■ Work instruction
Return each record word for word, keeping none of its pictures.

■ Exercise material
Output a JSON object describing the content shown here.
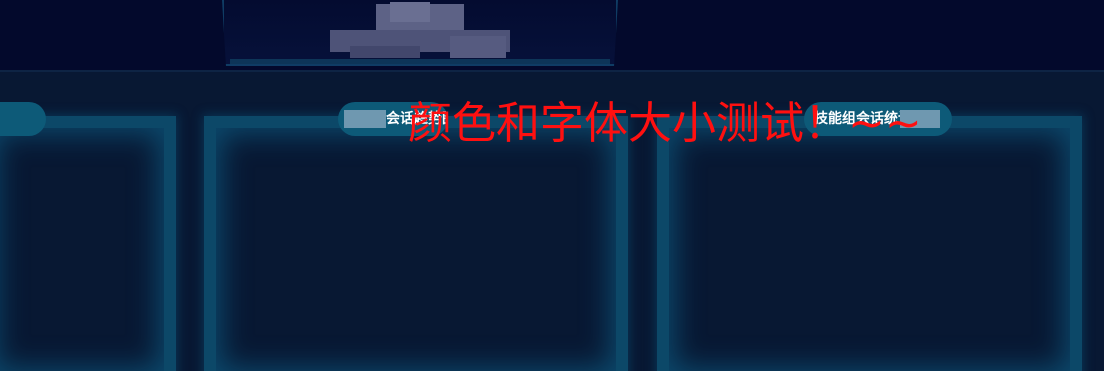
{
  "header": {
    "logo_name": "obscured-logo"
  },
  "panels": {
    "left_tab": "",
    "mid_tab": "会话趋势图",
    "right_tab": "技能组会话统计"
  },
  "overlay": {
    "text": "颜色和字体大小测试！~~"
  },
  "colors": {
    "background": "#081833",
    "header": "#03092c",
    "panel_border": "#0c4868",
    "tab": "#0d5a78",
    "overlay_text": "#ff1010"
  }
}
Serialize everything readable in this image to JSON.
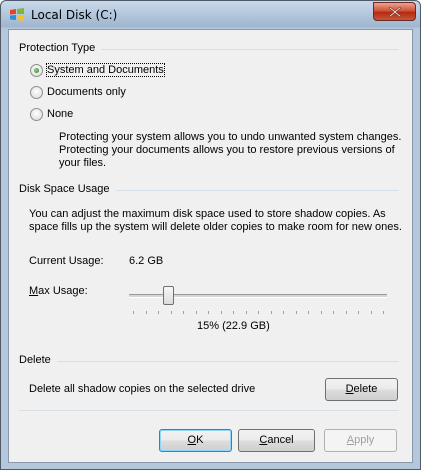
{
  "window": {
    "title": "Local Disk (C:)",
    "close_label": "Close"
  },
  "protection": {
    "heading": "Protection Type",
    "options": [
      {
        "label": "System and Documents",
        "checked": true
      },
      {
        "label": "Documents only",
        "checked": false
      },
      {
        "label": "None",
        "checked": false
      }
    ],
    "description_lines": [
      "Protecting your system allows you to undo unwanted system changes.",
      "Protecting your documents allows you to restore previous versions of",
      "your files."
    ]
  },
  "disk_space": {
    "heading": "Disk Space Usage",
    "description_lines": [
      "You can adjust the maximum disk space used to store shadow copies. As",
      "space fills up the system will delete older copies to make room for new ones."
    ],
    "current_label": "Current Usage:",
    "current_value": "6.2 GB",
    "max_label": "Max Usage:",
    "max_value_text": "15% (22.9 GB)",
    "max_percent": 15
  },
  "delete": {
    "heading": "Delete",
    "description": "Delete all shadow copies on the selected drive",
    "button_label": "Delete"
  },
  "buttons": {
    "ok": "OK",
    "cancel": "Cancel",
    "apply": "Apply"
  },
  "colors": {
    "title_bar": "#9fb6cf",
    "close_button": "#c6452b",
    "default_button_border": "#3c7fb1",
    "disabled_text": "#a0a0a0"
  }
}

■ Answer for the task
Output a JSON object describing the content shown here.
{
  "header": {
    "logo_name": "obscured-logo"
  },
  "panels": {
    "left_tab": "",
    "mid_tab": "会话趋势图",
    "right_tab": "技能组会话统计"
  },
  "overlay": {
    "text": "颜色和字体大小测试！~~"
  },
  "colors": {
    "background": "#081833",
    "header": "#03092c",
    "panel_border": "#0c4868",
    "tab": "#0d5a78",
    "overlay_text": "#ff1010"
  }
}
Serialize everything readable in this image to JSON.
{
  "window": {
    "title": "Local Disk (C:)",
    "close_label": "Close"
  },
  "protection": {
    "heading": "Protection Type",
    "options": [
      {
        "label": "System and Documents",
        "checked": true
      },
      {
        "label": "Documents only",
        "checked": false
      },
      {
        "label": "None",
        "checked": false
      }
    ],
    "description_lines": [
      "Protecting your system allows you to undo unwanted system changes.",
      "Protecting your documents allows you to restore previous versions of",
      "your files."
    ]
  },
  "disk_space": {
    "heading": "Disk Space Usage",
    "description_lines": [
      "You can adjust the maximum disk space used to store shadow copies. As",
      "space fills up the system will delete older copies to make room for new ones."
    ],
    "current_label": "Current Usage:",
    "current_value": "6.2 GB",
    "max_label": "Max Usage:",
    "max_value_text": "15% (22.9 GB)",
    "max_percent": 15
  },
  "delete": {
    "heading": "Delete",
    "description": "Delete all shadow copies on the selected drive",
    "button_label": "Delete"
  },
  "buttons": {
    "ok": "OK",
    "cancel": "Cancel",
    "apply": "Apply"
  },
  "colors": {
    "title_bar": "#9fb6cf",
    "close_button": "#c6452b",
    "default_button_border": "#3c7fb1",
    "disabled_text": "#a0a0a0"
  }
}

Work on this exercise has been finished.